**Exercise goal:** Exact duplicates of all entries are needed.

[App and web page records]

========================================================================

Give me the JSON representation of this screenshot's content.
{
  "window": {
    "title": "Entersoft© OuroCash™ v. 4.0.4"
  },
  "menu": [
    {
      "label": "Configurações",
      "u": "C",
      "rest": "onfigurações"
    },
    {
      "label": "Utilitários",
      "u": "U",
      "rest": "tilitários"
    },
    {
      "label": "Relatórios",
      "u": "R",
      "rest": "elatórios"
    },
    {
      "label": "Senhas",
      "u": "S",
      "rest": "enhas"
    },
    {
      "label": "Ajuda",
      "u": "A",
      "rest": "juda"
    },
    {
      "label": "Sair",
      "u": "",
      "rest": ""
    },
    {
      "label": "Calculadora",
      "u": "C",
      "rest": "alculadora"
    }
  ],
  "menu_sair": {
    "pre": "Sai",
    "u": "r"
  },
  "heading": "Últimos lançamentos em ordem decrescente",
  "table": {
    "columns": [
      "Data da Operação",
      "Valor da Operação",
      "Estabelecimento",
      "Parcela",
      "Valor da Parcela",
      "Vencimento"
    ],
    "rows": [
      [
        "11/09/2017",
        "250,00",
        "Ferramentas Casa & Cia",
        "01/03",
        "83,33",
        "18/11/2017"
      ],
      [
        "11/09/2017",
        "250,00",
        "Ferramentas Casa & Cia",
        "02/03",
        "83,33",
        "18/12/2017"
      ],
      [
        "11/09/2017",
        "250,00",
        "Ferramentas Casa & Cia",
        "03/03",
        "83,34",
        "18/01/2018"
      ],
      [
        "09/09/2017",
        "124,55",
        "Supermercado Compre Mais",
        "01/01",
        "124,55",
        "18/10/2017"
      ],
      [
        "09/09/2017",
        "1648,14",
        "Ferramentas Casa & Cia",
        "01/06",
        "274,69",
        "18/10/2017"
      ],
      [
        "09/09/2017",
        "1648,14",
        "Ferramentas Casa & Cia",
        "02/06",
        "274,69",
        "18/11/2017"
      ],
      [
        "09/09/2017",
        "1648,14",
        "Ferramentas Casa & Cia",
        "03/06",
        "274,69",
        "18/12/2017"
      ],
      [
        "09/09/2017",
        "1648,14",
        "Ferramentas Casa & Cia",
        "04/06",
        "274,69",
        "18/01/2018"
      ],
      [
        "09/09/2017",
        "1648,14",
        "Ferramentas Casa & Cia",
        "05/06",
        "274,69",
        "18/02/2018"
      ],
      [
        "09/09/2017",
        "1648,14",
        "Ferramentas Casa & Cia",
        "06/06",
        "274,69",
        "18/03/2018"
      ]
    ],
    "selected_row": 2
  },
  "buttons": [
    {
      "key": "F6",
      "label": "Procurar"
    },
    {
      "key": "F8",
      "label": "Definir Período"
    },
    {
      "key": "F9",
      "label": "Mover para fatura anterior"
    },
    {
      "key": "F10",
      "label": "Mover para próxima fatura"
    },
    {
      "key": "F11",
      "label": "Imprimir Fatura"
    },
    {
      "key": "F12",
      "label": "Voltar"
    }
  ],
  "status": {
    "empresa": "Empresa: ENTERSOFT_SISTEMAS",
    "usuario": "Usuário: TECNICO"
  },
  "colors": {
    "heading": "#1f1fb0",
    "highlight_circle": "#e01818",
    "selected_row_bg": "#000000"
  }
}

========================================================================

**Answer to the exercise:**
Give me the JSON representation of this screenshot's content.
{
  "window": {
    "title": "Entersoft© OuroCash™ v. 4.0.4"
  },
  "menu": [
    {
      "label": "Configurações",
      "u": "C",
      "rest": "onfigurações"
    },
    {
      "label": "Utilitários",
      "u": "U",
      "rest": "tilitários"
    },
    {
      "label": "Relatórios",
      "u": "R",
      "rest": "elatórios"
    },
    {
      "label": "Senhas",
      "u": "S",
      "rest": "enhas"
    },
    {
      "label": "Ajuda",
      "u": "A",
      "rest": "juda"
    },
    {
      "label": "Sair",
      "u": "",
      "rest": ""
    },
    {
      "label": "Calculadora",
      "u": "C",
      "rest": "alculadora"
    }
  ],
  "menu_sair": {
    "pre": "Sai",
    "u": "r"
  },
  "heading": "Últimos lançamentos em ordem decrescente",
  "table": {
    "columns": [
      "Data da Operação",
      "Valor da Operação",
      "Estabelecimento",
      "Parcela",
      "Valor da Parcela",
      "Vencimento"
    ],
    "rows": [
      [
        "11/09/2017",
        "250,00",
        "Ferramentas Casa & Cia",
        "01/03",
        "83,33",
        "18/11/2017"
      ],
      [
        "11/09/2017",
        "250,00",
        "Ferramentas Casa & Cia",
        "02/03",
        "83,33",
        "18/12/2017"
      ],
      [
        "11/09/2017",
        "250,00",
        "Ferramentas Casa & Cia",
        "03/03",
        "83,34",
        "18/01/2018"
      ],
      [
        "09/09/2017",
        "124,55",
        "Supermercado Compre Mais",
        "01/01",
        "124,55",
        "18/10/2017"
      ],
      [
        "09/09/2017",
        "1648,14",
        "Ferramentas Casa & Cia",
        "01/06",
        "274,69",
        "18/10/2017"
      ],
      [
        "09/09/2017",
        "1648,14",
        "Ferramentas Casa & Cia",
        "02/06",
        "274,69",
        "18/11/2017"
      ],
      [
        "09/09/2017",
        "1648,14",
        "Ferramentas Casa & Cia",
        "03/06",
        "274,69",
        "18/12/2017"
      ],
      [
        "09/09/2017",
        "1648,14",
        "Ferramentas Casa & Cia",
        "04/06",
        "274,69",
        "18/01/2018"
      ],
      [
        "09/09/2017",
        "1648,14",
        "Ferramentas Casa & Cia",
        "05/06",
        "274,69",
        "18/02/2018"
      ],
      [
        "09/09/2017",
        "1648,14",
        "Ferramentas Casa & Cia",
        "06/06",
        "274,69",
        "18/03/2018"
      ]
    ],
    "selected_row": 2
  },
  "buttons": [
    {
      "key": "F6",
      "label": "Procurar"
    },
    {
      "key": "F8",
      "label": "Definir Período"
    },
    {
      "key": "F9",
      "label": "Mover para fatura anterior"
    },
    {
      "key": "F10",
      "label": "Mover para próxima fatura"
    },
    {
      "key": "F11",
      "label": "Imprimir Fatura"
    },
    {
      "key": "F12",
      "label": "Voltar"
    }
  ],
  "status": {
    "empresa": "Empresa: ENTERSOFT_SISTEMAS",
    "usuario": "Usuário: TECNICO"
  },
  "colors": {
    "heading": "#1f1fb0",
    "highlight_circle": "#e01818",
    "selected_row_bg": "#000000"
  }
}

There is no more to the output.